Ballot drop box, Pennsylvania
Mark Makela/Getty Images

Ahead of Pennsylvania's primary election in May, Lehigh County District Attorney Jim Martin warned voters that submitting a ballot other than their own could result in prosecution.

The Republican district attorney's office said in a news release that according to state law, a voter may only submit their own ballot via the mail or a drop box, according to local TV station 69 News.

In a letter to the Lehigh County Election Board on Tuesday, Martin suggested that more prominent signs be placed on and near drop boxes explaining that if voters submit ballots other than their own, then they could face up to a $2,500 fine and/or up to two years in prison upon conviction.

He also said that county detectives will monitor "from time to time" surveillance video of drop box locations during the primary election so that "any persons identified as depositing more that one ballot envelope may be prosecuted and face the penalties set forth in the Election Code."

Martin's announcement followed his April 4 report that found "at least 288 people deposited more than one ballot at five area drop-boxes from Oct. 18 and Election Day, Nov. 2, 2021," the news station also reported. 

The district attorney decided to not prosecute the few people out of the 288 who were identifiable on video surveillance at the four drop box locations inside municipal buildings and the Lehigh County Government Center.

Most of the people could not be identified because of the COVID mask mandate at the time and the quality of the footage.

While the municipal building locations were open during "regular" business hours, the government center was open 24/7, which Martin suggested should be changed to 8 a.m. to 5 p.m.

In the April report, he suggested ballots be delivered in person to an election official to avoid violations, according to WLVR.
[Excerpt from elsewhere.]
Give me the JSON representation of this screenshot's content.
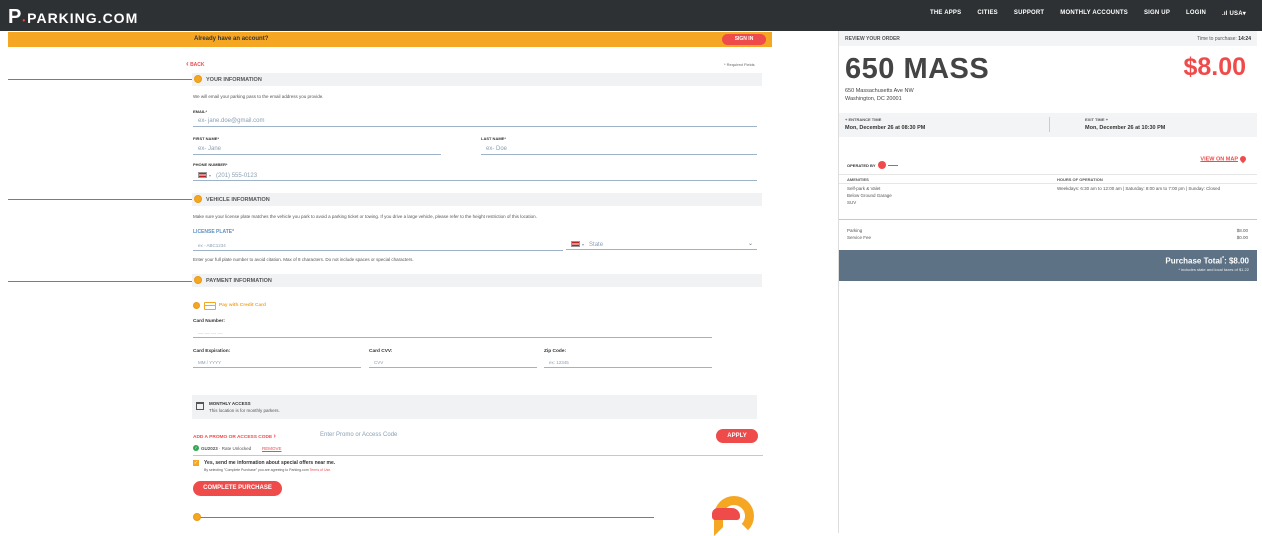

Martin's news release said he is hopeful that the penalty possibilities will be a deterrent to violating the state law and that voters will abide by "both the letter and the spirit of the law."